Derivative spectra | 7 | 9 | 1 | 1 | 0 | 7 |

Loading weights (LW, × 10^{-4}) of each waveband for the PLSR model based on the first-order derivative spectra of reflectance for the estimation of leaf transpiration. (a): high absolute numerical values indicate a high loading weight of the waveband to the given principal component (PC).

Axis | Wavelength (nm) | ||||||||
---|---|---|---|---|---|---|---|---|---|

675 | 1190 | 2180 | 2275 | 2355 | 2435 | 2440 | 2445 | 2470 | |

PC1 | -0.28 | 0.51 | -0.41 | 0.59 | 0.38 | 3.68^{ a} |
-0.20 | 3.60^{ a} |
3.28^{ a} |

PC2 | -0.25 | -0.08 | 0.41 | -0.93 | -0.71 | 2.42^{ a} |
-0.72 | 0.18 | -6.72^{ a} |

PC3 | -0.20 | -0.83 | 1.06 | -1.45 | -1.55 | -0.78 | 0.29 | -1.21 | 2.91^{ a} |

PC4 | 0.64 | 0.79 | -0.66 | 1.24 | -0.05 | -0.49 | 2.99^{ a} |
0.99 | -0.71 |

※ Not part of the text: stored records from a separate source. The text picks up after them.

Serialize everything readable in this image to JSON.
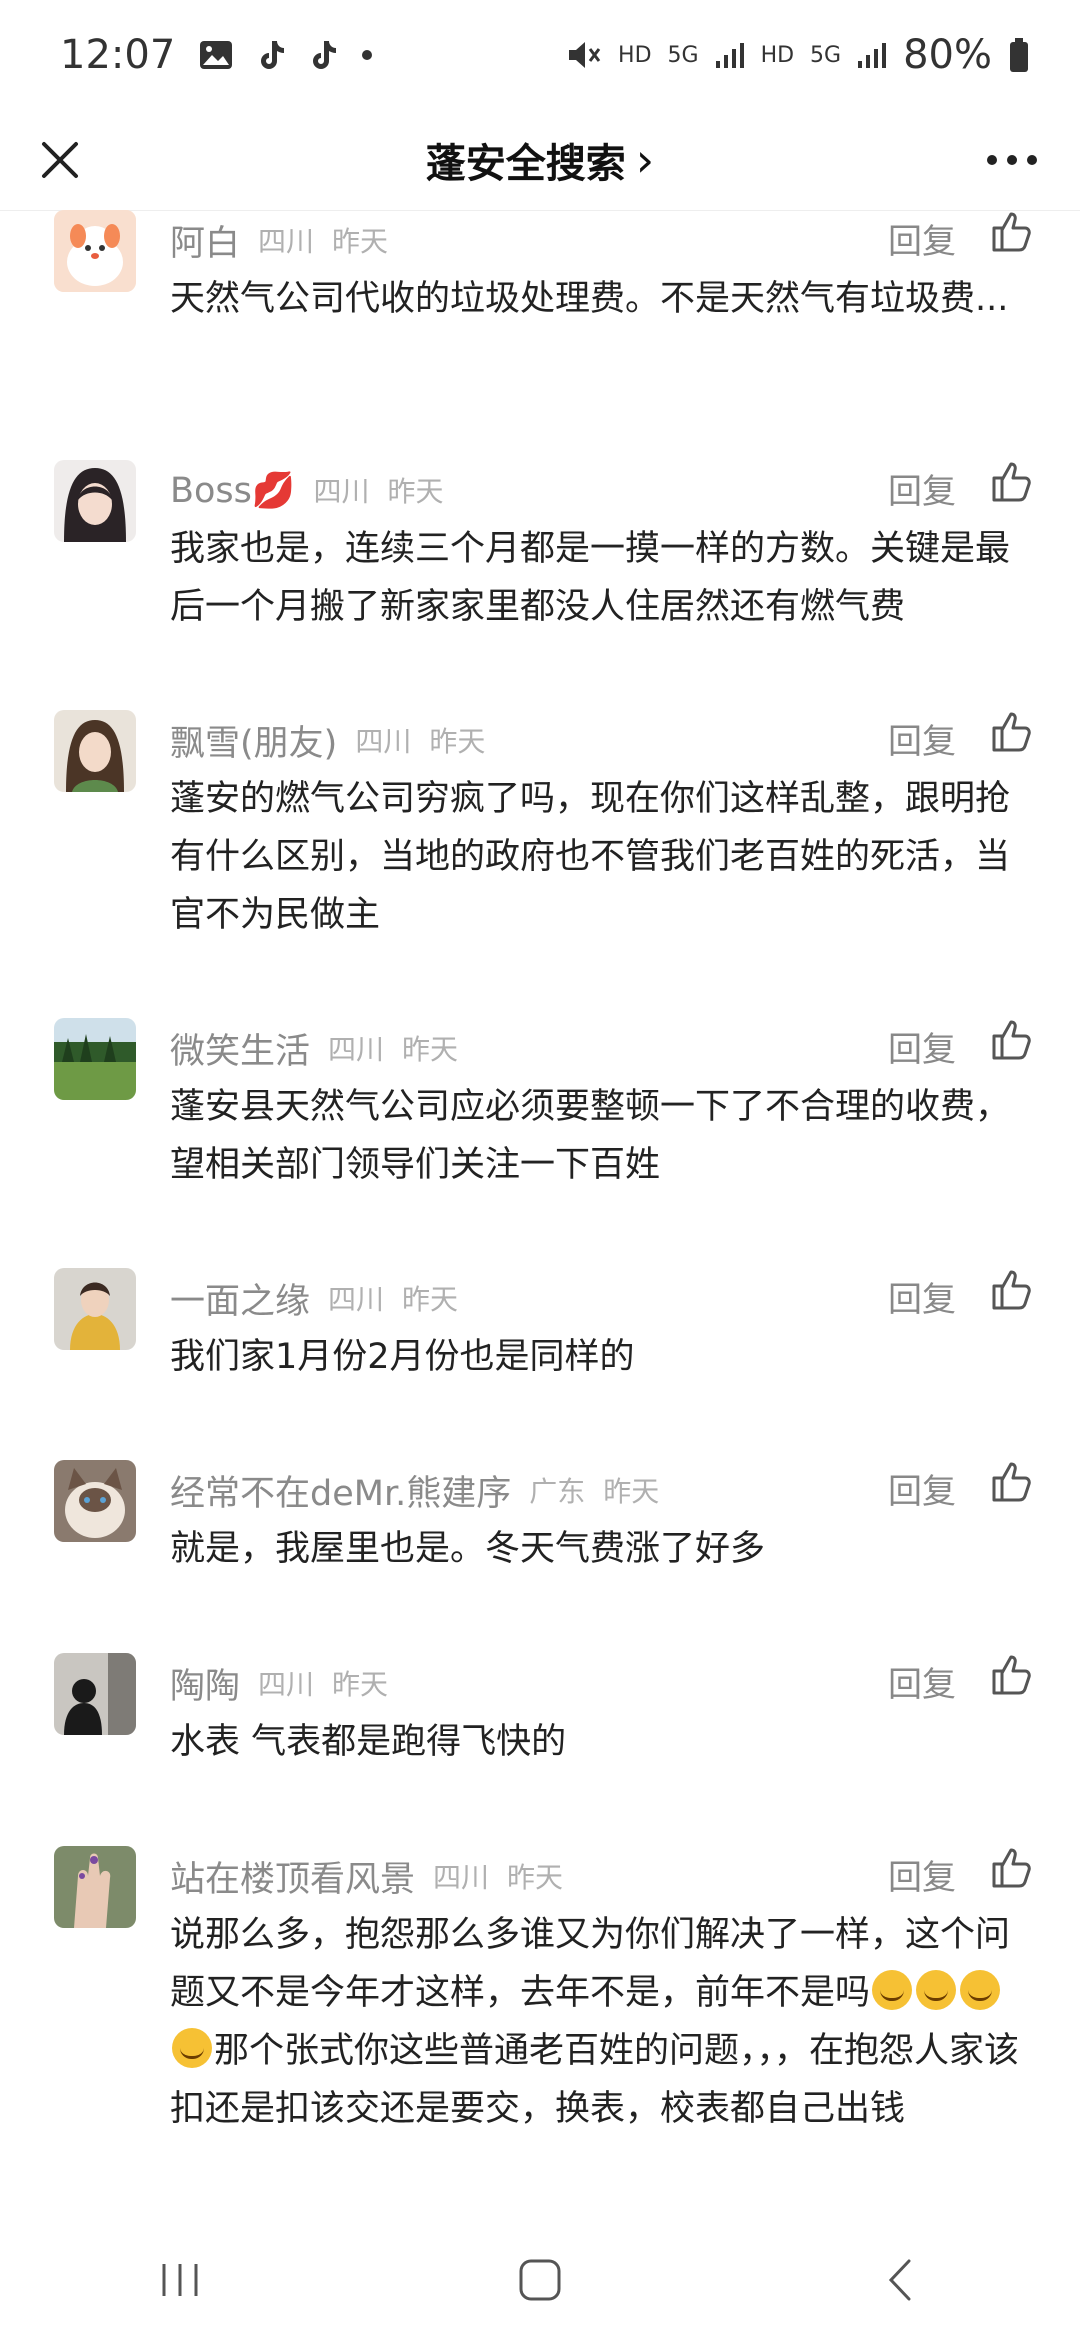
{
  "status_bar": {
    "time": "12:07",
    "network_1": "HD",
    "network_2": "5G",
    "network_3": "HD",
    "network_4": "5G",
    "battery": "80%"
  },
  "nav": {
    "title": "蓬安全搜索",
    "title_arrow": "›"
  },
  "comments": [
    {
      "name": "阿白",
      "location": "四川",
      "time": "昨天",
      "reply_label": "回复",
      "text": "天然气公司代收的垃圾处理费。不是天然气有垃圾费...",
      "avatar_color": "#f5a36b"
    },
    {
      "name": "Boss💋",
      "location": "四川",
      "time": "昨天",
      "reply_label": "回复",
      "text": "我家也是，连续三个月都是一摸一样的方数。关键是最后一个月搬了新家家里都没人住居然还有燃气费",
      "avatar_color": "#3a3236"
    },
    {
      "name": "飘雪(朋友)",
      "location": "四川",
      "time": "昨天",
      "reply_label": "回复",
      "text": "蓬安的燃气公司穷疯了吗，现在你们这样乱整，跟明抢有什么区别，当地的政府也不管我们老百姓的死活，当官不为民做主",
      "avatar_color": "#6a8c5b"
    },
    {
      "name": "微笑生活",
      "location": "四川",
      "time": "昨天",
      "reply_label": "回复",
      "text": "蓬安县天然气公司应必须要整顿一下了不合理的收费，望相关部门领导们关注一下百姓",
      "avatar_color": "#4e7f3d"
    },
    {
      "name": "一面之缘",
      "location": "四川",
      "time": "昨天",
      "reply_label": "回复",
      "text": "我们家1月份2月份也是同样的",
      "avatar_color": "#d9a640"
    },
    {
      "name": "经常不在⁠⁠deMr.熊建序",
      "location": "广东",
      "time": "昨天",
      "reply_label": "回复",
      "text": "就是，我屋里也是。冬天气费涨了好多",
      "avatar_color": "#b9a79a"
    },
    {
      "name": "陶陶",
      "location": "四川",
      "time": "昨天",
      "reply_label": "回复",
      "text": "水表 气表都是跑得飞快的",
      "avatar_color": "#3d3d3d"
    },
    {
      "name": "站在楼顶看风景",
      "location": "四川",
      "time": "昨天",
      "reply_label": "回复",
      "text_part1": "说那么多，抱怨那么多谁又为你们解决了一样，这个问题又不是今年才这样，去年不是，前年不是吗",
      "text_part2": "那个张式你这些普通老百姓的问题，，，在抱怨人家该扣还是扣该交还是要交，换表，校表都自己出钱",
      "avatar_color": "#8f8a7c"
    }
  ]
}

PC5 | 0.73 | 0.65 | -0.44 | -0.25 | -0.68 | -0.53 | -2.56^{ a} |
0.29 | 0.14 |

PC6 | 0.10 | 0.84 | -0.07 | -0.02 | 1.12 | 1.66 | 0.84 | -2.17^{ a} |
0.32 |

PC7 | -0.78 | 0.09 | 0.49 | -1.06 | 0.51 | -1.03 | 0.04 | 1.34 | -0.19 |

Correlation matrix between leaf transpiration (Tr) and the original reflectance of wavelengths involved in the PLSR model.

- | Tr | Wavelength (nm) | |||||||||
---|---|---|---|---|---|---|---|---|---|---|---|

370 | 375 | 440 | 465 | 1400 | 1545 | 1795 | 1800 | 1860 | 1885 | ||

Tr | 1.00 | - | - | - | - | - | - | - | - | - | - |

370 | -0.05 | 1.00 | - | - | - | - | - | - | - | - | - |

375 | -0.04 | 0.99 | 1.00 | - | - | - | - | - | - | - | - |

440 | -0.18 | 0.77 | 0.80 | 1.00 | - | - | - | - | - | - | - |

465 | -0.18 | 0.71 | 0.75 | 0.99 | 1.00 | - | - | - | - | - | - |

1400 | -0.06 | 0.53 | 0.57 | 0.90 | 0.92 | 1.00 | - | - | - | - | - |

1545 | -0.02 | 0.51 | 0.55 | 0.88 | 0.90 | 0.99 | 1.00 | - | - | - | - |

1795 | -0.01 | 0.48 | 0.53 | 0.86 | 0.88 | 0.99 | 1.00 | 1.00 | - | - | - |

1800 | -0.01 | 0.48 | 0.53 | 0.86 | 0.88 | 0.99 | 1.00 | 1.00 | 1.00 | - | - |

1860 | -0.04 | 0.50 | 0.54 | 0.87 | 0.90 | 0.99 | 0.99 | 0.99 | 0.99 | 1.00 | - |

1885 | -0.08 | 0.58 | 0.63 | 0.91 | 0.92 | 0.98 | 0.97 | 0.96 | 0.96 | 0.97 | 1.00 |

Correlation matrix between leaf transpiration (Tr) and the first derivative spectra of reflectance of wavelengths involved in the PLSR model.

- | Tr | Wavelength (nm) | ||||||||
---|---|---|---|---|---|---|---|---|---|---|

675 | 1190 | 2180 | 2275 | 2355 | 2435 | 2440 | 2445 | 2470 | ||

Tr | 1.00 | - | - | - | - | - | - | - | - | - |

675 | -0.03 | 1.00 | - | - | - | - | - | - | - | - |

1190 | 0.27 | 0.08 | 1.00 | - | - | - | - | - | - | - |

2180 | 0.07 | -0.19 | -0.70 | 1.00 | - | - | - | - | - | - |

2275 | -0.12 | 0.14 | 0.59 | -0.71 | 1.00 | - | - | - | - | - |

2355 | -0.25 | 0.16 | 0.39 | -0.33 | 0.32 | 1.00 | - | - | - | - |

2435 | 0.49 | -0.12 | 0.34 | -0.16 | 0.13 | 0.22 | 1.00 | - | - | - |

2440 | 0.01 | 0.05 | 0.15 | -0.12 | 0.39 | 0.27 | -0.07 | 1.00 | - | - |

2445 | 0.40 | -0.08 | 0.24 | -0.32 | 0.26 | 0.12 | 0.39 | -0.04 | 1.00 | - |

2470 | 0.13 | 0.00 | -0.03 | -0.05 | 0.15 | 0.09 | -0.14 | 0.08 | 0.14 | 1.00 |